Over the course of 84 days after the Yekaterinburg murders, 27 more friends and relatives 14 Romanovs and 13 members of the imperial entourage and household  were murdered by the Bolsheviks: at Alapayevsk on 18 July,  Perm on 4 September,  and the Peter and Paul Fortress on 24 January Although official Soviet accounts place the responsibility for the decision with the Uralispolkom, an entry in Leon Trotsky 's diary reportedly suggested that the order had been given by Lenin himself.
Trotsky wrote:. My next visit to Moscow took place after the fall of Yekaterinburg. Talking to Sverdlov I asked in passing, "Oh yes and where is the Tsar?
I made no reply. Ilyich [Lenin] believed that we shouldn't leave the Whites a live banner to rally around, especially under the present difficult circumstances.
However, as of [update] , there has been no conclusive evidence that either Lenin or Sverdlov gave the order.
Solovyov, the leader of the Investigative Committee of Russia 's investigation on the shooting of the Romanov family,  has concluded that there is no reliable document that indicates that either Lenin or Sverdlov were responsible.
According to the presumption of innocence, no one can be held criminally liable without guilt being proven.

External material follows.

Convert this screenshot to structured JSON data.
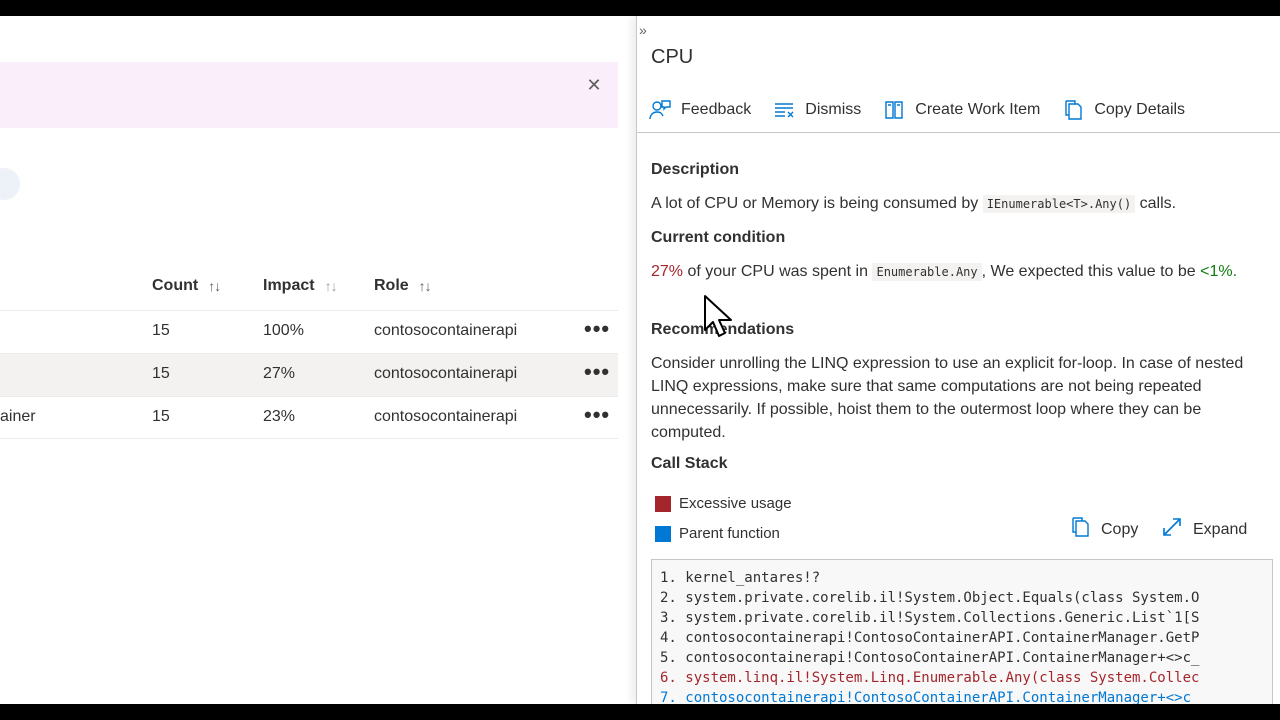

In the criminal case, an unprecedented search for archival sources taking all available materials into account was conducted by authoritative experts, such as Sergey Mironenko, the director of the largest archive in the country, the State Archive of the Russian Federation.